Action item.
All of the data below is to be returned unaltered.

• • • • • • •

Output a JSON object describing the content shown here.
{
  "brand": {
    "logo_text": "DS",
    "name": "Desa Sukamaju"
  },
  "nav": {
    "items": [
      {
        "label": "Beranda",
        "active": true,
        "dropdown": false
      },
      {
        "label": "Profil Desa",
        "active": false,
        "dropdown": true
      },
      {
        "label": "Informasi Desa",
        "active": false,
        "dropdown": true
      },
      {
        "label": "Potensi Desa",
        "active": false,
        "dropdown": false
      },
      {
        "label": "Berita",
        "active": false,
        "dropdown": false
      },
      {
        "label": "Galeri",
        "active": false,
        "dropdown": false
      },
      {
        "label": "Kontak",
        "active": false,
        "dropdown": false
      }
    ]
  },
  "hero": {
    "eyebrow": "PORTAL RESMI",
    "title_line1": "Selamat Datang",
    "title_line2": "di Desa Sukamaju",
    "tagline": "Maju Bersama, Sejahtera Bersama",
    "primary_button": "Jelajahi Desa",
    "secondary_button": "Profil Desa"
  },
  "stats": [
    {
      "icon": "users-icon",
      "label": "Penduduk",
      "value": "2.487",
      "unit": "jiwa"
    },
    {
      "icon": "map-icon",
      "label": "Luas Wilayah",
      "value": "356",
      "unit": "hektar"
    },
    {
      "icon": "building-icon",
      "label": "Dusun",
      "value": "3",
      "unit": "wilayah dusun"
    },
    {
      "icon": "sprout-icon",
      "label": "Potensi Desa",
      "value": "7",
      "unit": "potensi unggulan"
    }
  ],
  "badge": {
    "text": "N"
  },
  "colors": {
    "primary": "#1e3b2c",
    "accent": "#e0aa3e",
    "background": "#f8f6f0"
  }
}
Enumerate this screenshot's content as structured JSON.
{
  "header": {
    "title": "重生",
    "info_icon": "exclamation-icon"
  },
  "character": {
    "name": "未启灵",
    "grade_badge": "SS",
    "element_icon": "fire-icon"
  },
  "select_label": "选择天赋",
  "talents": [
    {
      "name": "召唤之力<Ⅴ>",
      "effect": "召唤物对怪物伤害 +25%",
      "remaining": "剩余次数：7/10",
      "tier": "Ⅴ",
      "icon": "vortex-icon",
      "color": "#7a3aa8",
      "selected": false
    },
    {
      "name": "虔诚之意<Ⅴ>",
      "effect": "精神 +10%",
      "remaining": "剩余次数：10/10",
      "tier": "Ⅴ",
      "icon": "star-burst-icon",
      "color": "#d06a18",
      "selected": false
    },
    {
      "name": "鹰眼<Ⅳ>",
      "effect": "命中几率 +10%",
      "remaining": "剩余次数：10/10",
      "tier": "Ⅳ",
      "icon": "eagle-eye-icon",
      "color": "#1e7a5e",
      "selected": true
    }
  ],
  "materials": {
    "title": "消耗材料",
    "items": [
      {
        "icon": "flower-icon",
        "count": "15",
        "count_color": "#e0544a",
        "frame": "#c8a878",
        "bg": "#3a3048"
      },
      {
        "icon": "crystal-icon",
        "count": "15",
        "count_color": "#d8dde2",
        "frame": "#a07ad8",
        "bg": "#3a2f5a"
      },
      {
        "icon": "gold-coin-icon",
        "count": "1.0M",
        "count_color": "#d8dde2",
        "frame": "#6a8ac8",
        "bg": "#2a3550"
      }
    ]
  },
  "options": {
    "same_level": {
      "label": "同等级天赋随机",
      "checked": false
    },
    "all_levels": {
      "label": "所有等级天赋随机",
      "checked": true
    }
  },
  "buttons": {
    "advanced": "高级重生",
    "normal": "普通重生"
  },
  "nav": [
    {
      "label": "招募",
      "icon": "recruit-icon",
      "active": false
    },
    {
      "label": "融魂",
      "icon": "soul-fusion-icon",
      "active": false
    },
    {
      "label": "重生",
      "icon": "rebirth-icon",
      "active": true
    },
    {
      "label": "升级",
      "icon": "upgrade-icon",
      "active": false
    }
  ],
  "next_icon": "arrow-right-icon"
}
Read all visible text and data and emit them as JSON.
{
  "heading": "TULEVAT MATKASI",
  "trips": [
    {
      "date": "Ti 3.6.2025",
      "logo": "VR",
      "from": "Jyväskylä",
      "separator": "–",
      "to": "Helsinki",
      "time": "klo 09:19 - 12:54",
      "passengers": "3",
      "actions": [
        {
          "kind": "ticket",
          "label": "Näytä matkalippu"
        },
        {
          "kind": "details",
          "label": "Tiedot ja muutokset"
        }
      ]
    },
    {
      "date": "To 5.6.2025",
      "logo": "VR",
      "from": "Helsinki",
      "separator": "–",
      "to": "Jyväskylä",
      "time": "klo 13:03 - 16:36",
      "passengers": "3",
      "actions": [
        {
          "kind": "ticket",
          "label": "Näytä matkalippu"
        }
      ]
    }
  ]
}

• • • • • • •

Reply.
Output a JSON object describing the content shown here.
{
  "brand": {
    "logo_text": "DS",
    "name": "Desa Sukamaju"
  },
  "nav": {
    "items": [
      {
        "label": "Beranda",
        "active": true,
        "dropdown": false
      },
      {
        "label": "Profil Desa",
        "active": false,
        "dropdown": true
      },
      {
        "label": "Informasi Desa",
        "active": false,
        "dropdown": true
      },
      {
        "label": "Potensi Desa",
        "active": false,
        "dropdown": false
      },
      {
        "label": "Berita",
        "active": false,
        "dropdown": false
      },
      {
        "label": "Galeri",
        "active": false,
        "dropdown": false
      },
      {
        "label": "Kontak",
        "active": false,
        "dropdown": false
      }
    ]
  },
  "hero": {
    "eyebrow": "PORTAL RESMI",
    "title_line1": "Selamat Datang",
    "title_line2": "di Desa Sukamaju",
    "tagline": "Maju Bersama, Sejahtera Bersama",
    "primary_button": "Jelajahi Desa",
    "secondary_button": "Profil Desa"
  },
  "stats": [
    {
      "icon": "users-icon",
      "label": "Penduduk",
      "value": "2.487",
      "unit": "jiwa"
    },
    {
      "icon": "map-icon",
      "label": "Luas Wilayah",
      "value": "356",
      "unit": "hektar"
    },
    {
      "icon": "building-icon",
      "label": "Dusun",
      "value": "3",
      "unit": "wilayah dusun"
    },
    {
      "icon": "sprout-icon",
      "label": "Potensi Desa",
      "value": "7",
      "unit": "potensi unggulan"
    }
  ],
  "badge": {
    "text": "N"
  },
  "colors": {
    "primary": "#1e3b2c",
    "accent": "#e0aa3e",
    "background": "#f8f6f0"
  }
}
Enumerate this screenshot's content as structured JSON.
{
  "header": {
    "title": "重生",
    "info_icon": "exclamation-icon"
  },
  "character": {
    "name": "未启灵",
    "grade_badge": "SS",
    "element_icon": "fire-icon"
  },
  "select_label": "选择天赋",
  "talents": [
    {
      "name": "召唤之力<Ⅴ>",
      "effect": "召唤物对怪物伤害 +25%",
      "remaining": "剩余次数：7/10",
      "tier": "Ⅴ",
      "icon": "vortex-icon",
      "color": "#7a3aa8",
      "selected": false
    },
    {
      "name": "虔诚之意<Ⅴ>",
      "effect": "精神 +10%",
      "remaining": "剩余次数：10/10",
      "tier": "Ⅴ",
      "icon": "star-burst-icon",
      "color": "#d06a18",
      "selected": false
    },
    {
      "name": "鹰眼<Ⅳ>",
      "effect": "命中几率 +10%",
      "remaining": "剩余次数：10/10",
      "tier": "Ⅳ",
      "icon": "eagle-eye-icon",
      "color": "#1e7a5e",
      "selected": true
    }
  ],
  "materials": {
    "title": "消耗材料",
    "items": [
      {
        "icon": "flower-icon",
        "count": "15",
        "count_color": "#e0544a",
        "frame": "#c8a878",
        "bg": "#3a3048"
      },
      {
        "icon": "crystal-icon",
        "count": "15",
        "count_color": "#d8dde2",
        "frame": "#a07ad8",
        "bg": "#3a2f5a"
      },
      {
        "icon": "gold-coin-icon",
        "count": "1.0M",
        "count_color": "#d8dde2",
        "frame": "#6a8ac8",
        "bg": "#2a3550"
      }
    ]
  },
  "options": {
    "same_level": {
      "label": "同等级天赋随机",
      "checked": false
    },
    "all_levels": {
      "label": "所有等级天赋随机",
      "checked": true
    }
  },
  "buttons": {
    "advanced": "高级重生",
    "normal": "普通重生"
  },
  "nav": [
    {
      "label": "招募",
      "icon": "recruit-icon",
      "active": false
    },
    {
      "label": "融魂",
      "icon": "soul-fusion-icon",
      "active": false
    },
    {
      "label": "重生",
      "icon": "rebirth-icon",
      "active": true
    },
    {
      "label": "升级",
      "icon": "upgrade-icon",
      "active": false
    }
  ],
  "next_icon": "arrow-right-icon"
}
Read all visible text and data and emit them as JSON.
{
  "heading": "TULEVAT MATKASI",
  "trips": [
    {
      "date": "Ti 3.6.2025",
      "logo": "VR",
      "from": "Jyväskylä",
      "separator": "–",
      "to": "Helsinki",
      "time": "klo 09:19 - 12:54",
      "passengers": "3",
      "actions": [
        {
          "kind": "ticket",
          "label": "Näytä matkalippu"
        },
        {
          "kind": "details",
          "label": "Tiedot ja muutokset"
        }
      ]
    },
    {
      "date": "To 5.6.2025",
      "logo": "VR",
      "from": "Helsinki",
      "separator": "–",
      "to": "Jyväskylä",
      "time": "klo 13:03 - 16:36",
      "passengers": "3",
      "actions": [
        {
          "kind": "ticket",
          "label": "Näytä matkalippu"
        }
      ]
    }
  ]
}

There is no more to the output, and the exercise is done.